6 Critical Tracks In Your Medical Device Development To Get Your Product To The Market

6 Critical Tracks in Your Medical Device Development to Get Your Product to the Market

Meeting where a business group is discussing the ways to market their medical device development

The FDA and other global regulatory agencies require all medical devices to be manufactured using a design control process. A design control process ensures that the medical device is developed and documented under a controlled process. The design control process is a regulatory requirement that benefits the manufacturer when employed correctly by ensuring all functional area inputs are captured: from intellectual property protections, product design requirements, manufacturing needs, usability inputs, and regulatory considerations.

DeviceLab has developed a comprehensive design control process that meets FDA design control requirements, 21 CFR 820 and global regulatory requirements, ISO 13485 and ISO 14971. The DeviceLab design control process consists of six critical tracks to design and develop a medical device:

  1. Intellectual Property Support Track
  2. Product Design Track
  3. Risk Management/ Design Control Track
  4. Manufacturing Track
  5. Human Factors Track
  6. Compliance and Regulatory Support Track

Intellectual Property Support Track

Early in research and development, manufacturers should begin to consider if there are any Intellectual Property (IP) risks or potential patent opportunities. IP risks are existing patents that might be similar to the technology being developed by the engineers. If there are patent opportunities, manufacturers will want to start the patent application as soon as possible to ensure the technology is protected. 

Product Design Track

Product design refers to the group of engineers and scientists involved in researching the customer’s needs, developing the solution, designing prototypes, and testing the product. This group of people can be large and takes the product from ideation to a finished medical device. As part of the design a list of product requirements is documented and eventually the design is validated against that list of product requirements as the design validation. The product design track in an organization needs to maintain good documentation of the design and development of the product, as required by FDA regulation.

Risk Management and Design Controls Track

The product design track is responsible for developing the medical device but the work isn’t completed unless it is properly documented. The risk management and design controls track ensures all necessary tasks are completed and documented appropriately, as required by FDA and global regulatory agencies. This track works very closely with the product design track to ensure risk assessments are completed at the appropriate stages in development and that risks are properly mitigated. Once a product is marketed, this track continues to support the device by monitoring customer feedback and complaints.

Manufacturing Track

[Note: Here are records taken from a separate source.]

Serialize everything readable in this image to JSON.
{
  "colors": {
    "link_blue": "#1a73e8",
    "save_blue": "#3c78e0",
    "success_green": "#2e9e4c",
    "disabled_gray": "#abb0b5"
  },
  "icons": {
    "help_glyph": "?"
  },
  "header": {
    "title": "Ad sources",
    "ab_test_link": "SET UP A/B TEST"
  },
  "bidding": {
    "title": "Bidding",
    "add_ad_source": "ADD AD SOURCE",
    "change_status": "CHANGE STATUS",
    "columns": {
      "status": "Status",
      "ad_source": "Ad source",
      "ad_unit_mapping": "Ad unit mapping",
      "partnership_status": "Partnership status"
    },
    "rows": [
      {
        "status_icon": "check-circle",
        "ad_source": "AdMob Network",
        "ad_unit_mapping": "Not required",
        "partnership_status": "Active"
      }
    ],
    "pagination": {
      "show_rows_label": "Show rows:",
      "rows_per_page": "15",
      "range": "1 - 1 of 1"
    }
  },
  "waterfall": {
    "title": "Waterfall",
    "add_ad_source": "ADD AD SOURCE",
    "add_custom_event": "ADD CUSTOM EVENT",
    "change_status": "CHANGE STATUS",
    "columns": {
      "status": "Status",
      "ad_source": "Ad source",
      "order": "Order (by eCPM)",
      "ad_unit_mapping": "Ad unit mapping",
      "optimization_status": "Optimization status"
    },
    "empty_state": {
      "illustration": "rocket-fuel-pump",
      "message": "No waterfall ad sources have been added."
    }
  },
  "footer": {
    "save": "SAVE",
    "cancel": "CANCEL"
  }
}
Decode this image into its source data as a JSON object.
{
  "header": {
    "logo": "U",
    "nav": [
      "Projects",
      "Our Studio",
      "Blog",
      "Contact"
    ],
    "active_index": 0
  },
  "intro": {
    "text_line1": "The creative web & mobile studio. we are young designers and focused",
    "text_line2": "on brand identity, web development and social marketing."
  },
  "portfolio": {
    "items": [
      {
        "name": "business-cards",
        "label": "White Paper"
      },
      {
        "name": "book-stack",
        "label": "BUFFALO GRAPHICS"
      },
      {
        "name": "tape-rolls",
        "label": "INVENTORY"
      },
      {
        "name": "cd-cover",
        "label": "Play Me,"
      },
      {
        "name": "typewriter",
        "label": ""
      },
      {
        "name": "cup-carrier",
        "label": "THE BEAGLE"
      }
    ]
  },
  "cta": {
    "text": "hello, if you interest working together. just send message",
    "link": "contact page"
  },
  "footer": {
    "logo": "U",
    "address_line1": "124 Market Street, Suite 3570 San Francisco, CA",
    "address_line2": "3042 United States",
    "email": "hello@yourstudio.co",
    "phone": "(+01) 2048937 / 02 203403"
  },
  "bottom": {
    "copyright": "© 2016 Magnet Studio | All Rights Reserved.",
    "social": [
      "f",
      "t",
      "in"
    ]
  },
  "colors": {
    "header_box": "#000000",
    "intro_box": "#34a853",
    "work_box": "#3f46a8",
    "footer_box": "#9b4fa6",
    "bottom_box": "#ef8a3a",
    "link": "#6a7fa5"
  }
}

The manufacturing track is the part of the organization that takes the final prototype of a medical device and upscales the manufacturing of the device. This track is responsible for ensuring the final device has a reproducible design and can be efficiently manufactured. The manufacturing track works closely with external suppliers and develops the full supply chain for the medical device.

Human Factors and Usability Track

Devices are only useful if a customer is able to efficiently use the device. The Human Factors and Usability Track are responsible for design requirements for the device to ensure the product can be used by customers and develop customer loyalty. Human Factors and Usability might inform how the product needs to be packaged, warnings, directions, and training needed for the customer’s success with the product. FDA requires some medical devices to be formally studied for human factors and usability success. 

Compliance and Regulatory Support Track

Typically the final finished medical device and all of the testing will be submitted to FDA as part of a 510(k) or to other global regulatory agencies. To prepare for this submission, the compliance and regulatory support tracks will design a regulatory strategy that defines all regulatory requirements and the timelines to receive regulatory approval.


DeviceLab is here to support your medical device in all tracks of medical device development, from product ideation through regulatory approvals. Contact DeviceLab today to schedule an initial consultation.